Problem statement
In full and unchanged, output the entries that follow.

(Page and application data records)
_____

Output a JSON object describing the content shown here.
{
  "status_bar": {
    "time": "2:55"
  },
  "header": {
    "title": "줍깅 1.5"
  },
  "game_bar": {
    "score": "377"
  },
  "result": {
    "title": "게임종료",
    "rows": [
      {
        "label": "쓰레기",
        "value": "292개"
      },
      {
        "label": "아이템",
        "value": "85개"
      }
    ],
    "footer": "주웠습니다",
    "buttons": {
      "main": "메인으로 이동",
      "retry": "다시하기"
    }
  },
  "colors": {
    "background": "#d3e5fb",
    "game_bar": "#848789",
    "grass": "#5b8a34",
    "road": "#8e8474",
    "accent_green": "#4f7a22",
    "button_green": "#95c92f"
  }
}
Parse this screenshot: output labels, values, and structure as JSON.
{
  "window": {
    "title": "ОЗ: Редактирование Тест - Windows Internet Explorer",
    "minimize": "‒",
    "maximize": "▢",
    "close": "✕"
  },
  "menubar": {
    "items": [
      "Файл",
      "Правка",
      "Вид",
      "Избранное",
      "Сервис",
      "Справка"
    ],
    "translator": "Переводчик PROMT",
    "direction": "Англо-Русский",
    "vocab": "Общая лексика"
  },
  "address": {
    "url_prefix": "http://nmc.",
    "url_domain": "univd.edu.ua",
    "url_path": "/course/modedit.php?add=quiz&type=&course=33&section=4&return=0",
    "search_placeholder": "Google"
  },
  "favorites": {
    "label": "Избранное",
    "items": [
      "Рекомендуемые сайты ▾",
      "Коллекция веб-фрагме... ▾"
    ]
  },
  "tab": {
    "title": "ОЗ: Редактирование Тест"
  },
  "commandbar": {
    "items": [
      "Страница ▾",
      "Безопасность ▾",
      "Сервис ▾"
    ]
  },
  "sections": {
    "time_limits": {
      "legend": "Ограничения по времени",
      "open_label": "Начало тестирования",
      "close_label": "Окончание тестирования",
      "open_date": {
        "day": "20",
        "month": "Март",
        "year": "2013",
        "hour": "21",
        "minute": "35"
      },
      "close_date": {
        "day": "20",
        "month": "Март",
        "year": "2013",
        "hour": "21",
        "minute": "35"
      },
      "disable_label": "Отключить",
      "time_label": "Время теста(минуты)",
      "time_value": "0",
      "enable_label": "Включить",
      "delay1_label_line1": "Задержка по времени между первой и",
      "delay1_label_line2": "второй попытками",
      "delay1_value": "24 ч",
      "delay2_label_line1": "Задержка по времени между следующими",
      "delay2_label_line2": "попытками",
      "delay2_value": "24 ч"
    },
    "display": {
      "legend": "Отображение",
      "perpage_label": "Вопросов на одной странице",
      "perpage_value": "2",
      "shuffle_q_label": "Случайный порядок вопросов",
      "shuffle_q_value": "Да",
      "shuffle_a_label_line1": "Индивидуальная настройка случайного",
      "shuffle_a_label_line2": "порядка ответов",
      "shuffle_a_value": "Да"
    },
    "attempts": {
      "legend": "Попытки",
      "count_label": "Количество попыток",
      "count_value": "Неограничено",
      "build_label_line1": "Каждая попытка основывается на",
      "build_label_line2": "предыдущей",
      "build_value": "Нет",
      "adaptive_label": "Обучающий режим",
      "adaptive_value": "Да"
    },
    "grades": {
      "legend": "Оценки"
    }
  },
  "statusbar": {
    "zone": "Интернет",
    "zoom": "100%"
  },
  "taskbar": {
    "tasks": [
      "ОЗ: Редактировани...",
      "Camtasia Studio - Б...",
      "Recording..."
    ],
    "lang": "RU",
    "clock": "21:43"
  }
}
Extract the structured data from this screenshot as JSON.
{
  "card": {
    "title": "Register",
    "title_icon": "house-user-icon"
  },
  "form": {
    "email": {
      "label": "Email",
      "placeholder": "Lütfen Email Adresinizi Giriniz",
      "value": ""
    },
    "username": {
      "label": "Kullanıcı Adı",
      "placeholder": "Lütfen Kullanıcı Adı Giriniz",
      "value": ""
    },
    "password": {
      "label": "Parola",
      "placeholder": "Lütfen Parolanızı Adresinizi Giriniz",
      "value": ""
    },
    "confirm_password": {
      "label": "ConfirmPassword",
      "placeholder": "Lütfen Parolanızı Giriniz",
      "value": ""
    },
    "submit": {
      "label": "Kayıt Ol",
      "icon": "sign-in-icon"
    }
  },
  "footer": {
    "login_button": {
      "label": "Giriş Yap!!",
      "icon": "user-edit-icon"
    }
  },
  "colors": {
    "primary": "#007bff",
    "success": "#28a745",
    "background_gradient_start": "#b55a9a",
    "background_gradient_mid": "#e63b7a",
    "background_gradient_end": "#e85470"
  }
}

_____

Exercise solution
Output a JSON object describing the content shown here.
{
  "status_bar": {
    "time": "2:55"
  },
  "header": {
    "title": "줍깅 1.5"
  },
  "game_bar": {
    "score": "377"
  },
  "result": {
    "title": "게임종료",
    "rows": [
      {
        "label": "쓰레기",
        "value": "292개"
      },
      {
        "label": "아이템",
        "value": "85개"
      }
    ],
    "footer": "주웠습니다",
    "buttons": {
      "main": "메인으로 이동",
      "retry": "다시하기"
    }
  },
  "colors": {
    "background": "#d3e5fb",
    "game_bar": "#848789",
    "grass": "#5b8a34",
    "road": "#8e8474",
    "accent_green": "#4f7a22",
    "button_green": "#95c92f"
  }
}
Parse this screenshot: output labels, values, and structure as JSON.
{
  "window": {
    "title": "ОЗ: Редактирование Тест - Windows Internet Explorer",
    "minimize": "‒",
    "maximize": "▢",
    "close": "✕"
  },
  "menubar": {
    "items": [
      "Файл",
      "Правка",
      "Вид",
      "Избранное",
      "Сервис",
      "Справка"
    ],
    "translator": "Переводчик PROMT",
    "direction": "Англо-Русский",
    "vocab": "Общая лексика"
  },
  "address": {
    "url_prefix": "http://nmc.",
    "url_domain": "univd.edu.ua",
    "url_path": "/course/modedit.php?add=quiz&type=&course=33&section=4&return=0",
    "search_placeholder": "Google"
  },
  "favorites": {
    "label": "Избранное",
    "items": [
      "Рекомендуемые сайты ▾",
      "Коллекция веб-фрагме... ▾"
    ]
  },
  "tab": {
    "title": "ОЗ: Редактирование Тест"
  },
  "commandbar": {
    "items": [
      "Страница ▾",
      "Безопасность ▾",
      "Сервис ▾"
    ]
  },
  "sections": {
    "time_limits": {
      "legend": "Ограничения по времени",
      "open_label": "Начало тестирования",
      "close_label": "Окончание тестирования",
      "open_date": {
        "day": "20",
        "month": "Март",
        "year": "2013",
        "hour": "21",
        "minute": "35"
      },
      "close_date": {
        "day": "20",
        "month": "Март",
        "year": "2013",
        "hour": "21",
        "minute": "35"
      },
      "disable_label": "Отключить",
      "time_label": "Время теста(минуты)",
      "time_value": "0",
      "enable_label": "Включить",
      "delay1_label_line1": "Задержка по времени между первой и",
      "delay1_label_line2": "второй попытками",
      "delay1_value": "24 ч",
      "delay2_label_line1": "Задержка по времени между следующими",
      "delay2_label_line2": "попытками",
      "delay2_value": "24 ч"
    },
    "display": {
      "legend": "Отображение",
      "perpage_label": "Вопросов на одной странице",
      "perpage_value": "2",
      "shuffle_q_label": "Случайный порядок вопросов",
      "shuffle_q_value": "Да",
      "shuffle_a_label_line1": "Индивидуальная настройка случайного",
      "shuffle_a_label_line2": "порядка ответов",
      "shuffle_a_value": "Да"
    },
    "attempts": {
      "legend": "Попытки",
      "count_label": "Количество попыток",
      "count_value": "Неограничено",
      "build_label_line1": "Каждая попытка основывается на",
      "build_label_line2": "предыдущей",
      "build_value": "Нет",
      "adaptive_label": "Обучающий режим",
      "adaptive_value": "Да"
    },
    "grades": {
      "legend": "Оценки"
    }
  },
  "statusbar": {
    "zone": "Интернет",
    "zoom": "100%"
  },
  "taskbar": {
    "tasks": [
      "ОЗ: Редактировани...",
      "Camtasia Studio - Б...",
      "Recording..."
    ],
    "lang": "RU",
    "clock": "21:43"
  }
}
Extract the structured data from this screenshot as JSON.
{
  "card": {
    "title": "Register",
    "title_icon": "house-user-icon"
  },
  "form": {
    "email": {
      "label": "Email",
      "placeholder": "Lütfen Email Adresinizi Giriniz",
      "value": ""
    },
    "username": {
      "label": "Kullanıcı Adı",
      "placeholder": "Lütfen Kullanıcı Adı Giriniz",
      "value": ""
    },
    "password": {
      "label": "Parola",
      "placeholder": "Lütfen Parolanızı Adresinizi Giriniz",
      "value": ""
    },
    "confirm_password": {
      "label": "ConfirmPassword",
      "placeholder": "Lütfen Parolanızı Giriniz",
      "value": ""
    },
    "submit": {
      "label": "Kayıt Ol",
      "icon": "sign-in-icon"
    }
  },
  "footer": {
    "login_button": {
      "label": "Giriş Yap!!",
      "icon": "user-edit-icon"
    }
  },
  "colors": {
    "primary": "#007bff",
    "success": "#28a745",
    "background_gradient_start": "#b55a9a",
    "background_gradient_mid": "#e63b7a",
    "background_gradient_end": "#e85470"
  }
}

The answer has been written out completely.